Publisher: Faber & Faber
Readership: Young Adult
Content warnings: transphobia, dead naming, cat fishing, cyber-bullying, public outing, misgendering, drug use, parental abandonment
I received a copy of Felix Ever After from the publisher in exchange for a fair and honest review. All thoughts and opinions are my own.
From award-winning author Kacen Callender comes a revelatory YA novel about a transgender teen grappling with identity and self-discovery while falling in love for the first time.
When an anonymous student begins sending him transphobic messages – after publicly posting Felix’s deadname alongside images of him before he transitioned – Felix comes up with a plan for revenge. What he didn’t count on: his catfish scenario landing him in a quasi-love triangle . . .
But as he navigates his complicated feelings, Felix begins a journey of questioning and self-discovery that helps redefine his most important relationship: how he feels about himself.
Felix Ever After is an honest and layered story about identity, falling in love, and recognising the love you deserve.

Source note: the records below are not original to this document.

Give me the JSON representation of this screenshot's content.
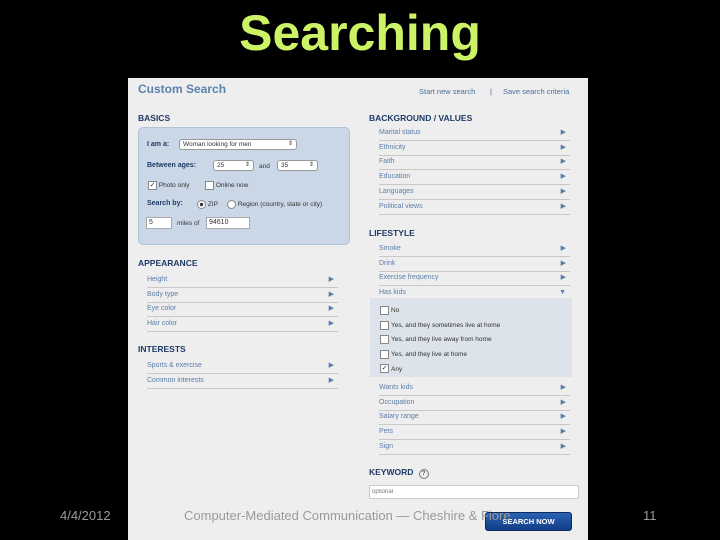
{
  "slide": {
    "title": "Searching",
    "date": "4/4/2012",
    "footer": "Computer-Mediated Communication — Cheshire & Fiore",
    "page": "11"
  },
  "panel": {
    "title": "Custom Search",
    "start_new": "Start new search",
    "separator": "|",
    "save": "Save search criteria"
  },
  "basics": {
    "heading": "BASICS",
    "iam_label": "I am a:",
    "iam_value": "Woman looking for men",
    "ages_label": "Between ages:",
    "age_min": "25",
    "and_label": "and",
    "age_max": "35",
    "photo_only": "Photo only",
    "photo_checked": true,
    "online_now": "Online now",
    "online_checked": false,
    "searchby_label": "Search by:",
    "zip_label": "ZIP",
    "zip_selected": true,
    "region_label": "Region (country, state or city)",
    "miles_value": "5",
    "miles_label": "miles of",
    "zip_value": "94610"
  },
  "appearance": {
    "heading": "APPEARANCE",
    "items": [
      "Height",
      "Body type",
      "Eye color",
      "Hair color"
    ]
  },
  "interests": {
    "heading": "INTERESTS",
    "items": [
      "Sports & exercise",
      "Common interests"
    ]
  },
  "background": {
    "heading": "BACKGROUND / VALUES",
    "items": [
      "Marital status",
      "Ethnicity",
      "Faith",
      "Education",
      "Languages",
      "Political views"
    ]
  },
  "lifestyle": {
    "heading": "LIFESTYLE",
    "items_top": [
      "Smoke",
      "Drink",
      "Exercise frequency",
      "Has kids"
    ],
    "has_kids_options": [
      {
        "label": "No",
        "checked": false
      },
      {
        "label": "Yes, and they sometimes live at home",
        "checked": false
      },
      {
        "label": "Yes, and they live away from home",
        "checked": false
      },
      {
        "label": "Yes, and they live at home",
        "checked": false
      },
      {
        "label": "Any",
        "checked": true
      }
    ],
    "items_bottom": [
      "Wants kids",
      "Occupation",
      "Salary range",
      "Pets",
      "Sign"
    ]
  },
  "keyword": {
    "heading": "KEYWORD",
    "help": "?",
    "placeholder": "optional"
  },
  "search_button": "SEARCH NOW"
}
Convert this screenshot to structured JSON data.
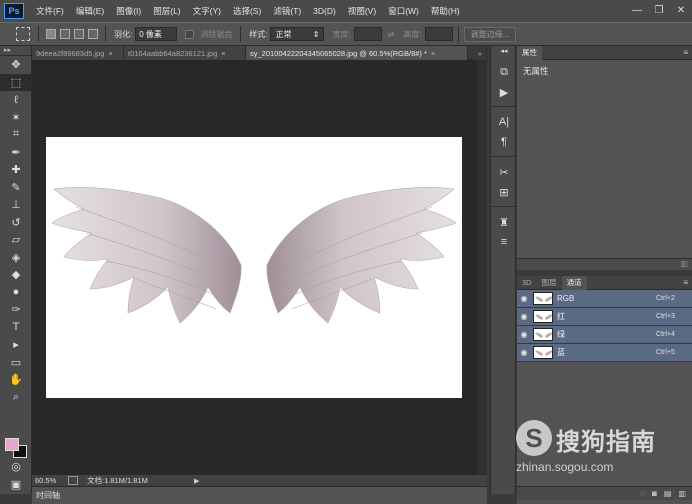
{
  "app": {
    "logo": "Ps"
  },
  "menu": {
    "items": [
      "文件(F)",
      "编辑(E)",
      "图像(I)",
      "图层(L)",
      "文字(Y)",
      "选择(S)",
      "滤镜(T)",
      "3D(D)",
      "视图(V)",
      "窗口(W)",
      "帮助(H)"
    ]
  },
  "window_controls": {
    "minimize": "—",
    "restore": "❐",
    "close": "✕"
  },
  "options_bar": {
    "feather_label": "羽化:",
    "feather_value": "0 像素",
    "antialias_label": "消除锯齿",
    "style_label": "样式:",
    "style_value": "正常",
    "width_label": "宽度:",
    "height_label": "高度:",
    "refine_edge_label": "调整边缘..."
  },
  "doc_tabs": [
    {
      "label": "9deea2f89683d5.jpg",
      "active": false
    },
    {
      "label": "t0164aabb64a8236121.jpg",
      "active": false
    },
    {
      "label": "sy_20100422204345065028.jpg @ 60.5%(RGB/8#) *",
      "active": true
    }
  ],
  "status": {
    "zoom": "60.5%",
    "doc_size": "文档:1.81M/1.81M",
    "timeline_label": "时间轴"
  },
  "properties_panel": {
    "tab_label": "属性",
    "body_text": "无属性"
  },
  "channels_panel": {
    "tabs": [
      {
        "label": "3D",
        "active": false
      },
      {
        "label": "图层",
        "active": false
      },
      {
        "label": "通道",
        "active": true
      }
    ],
    "channels": [
      {
        "name": "RGB",
        "shortcut": "Ctrl+2"
      },
      {
        "name": "红",
        "shortcut": "Ctrl+3"
      },
      {
        "name": "绿",
        "shortcut": "Ctrl+4"
      },
      {
        "name": "蓝",
        "shortcut": "Ctrl+5"
      }
    ]
  },
  "colors": {
    "foreground": "#e6a6d2",
    "background": "#111111",
    "selection_row": "#5a6a82"
  },
  "watermark": {
    "logo_glyph": "S",
    "title": "搜狗指南",
    "url": "zhinan.sogou.com"
  }
}
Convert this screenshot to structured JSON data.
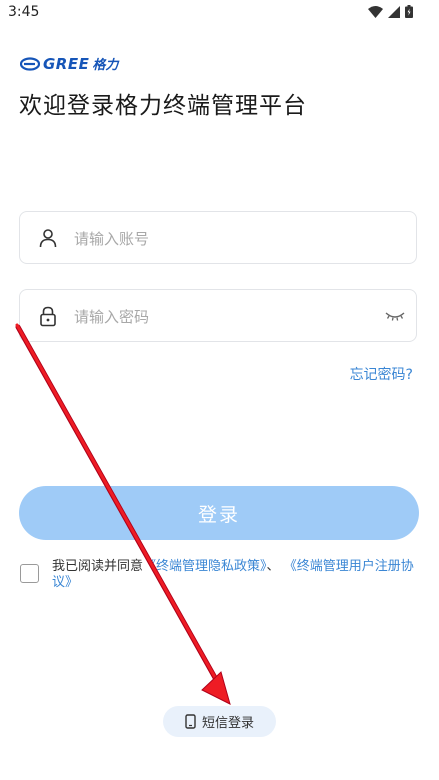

Felix Ever After is a powerful story about the complexities of being a teen, made even more challenging by the intersectionality of being transgender, queer and Black. Its most powerful storytelling comes through Felix dealing being publicly outed and dead named in his school, and in working through his relationship with his father who struggles with his new name and gender constantly. It’s all messy and complicated in the way young adulthood is and that comes through in the writing.
Felix is desperate to fall in love and all the roadblocks that stand in his way lead him to making some decisions that have huge ramifications for him. While I appreciated the complex relationships between Felix, his best friend, his enemies, his father and the friends he has at school, at times things got a little out of hand, especially when it came to the romantic relationships Felix cultivates. It’s constantly jumping around which could be hard to follow at times.
This is an important book, and it celebrates all of the identities Felix has and I loved every moment of reading that. It’s incredible that books like this are available for teens.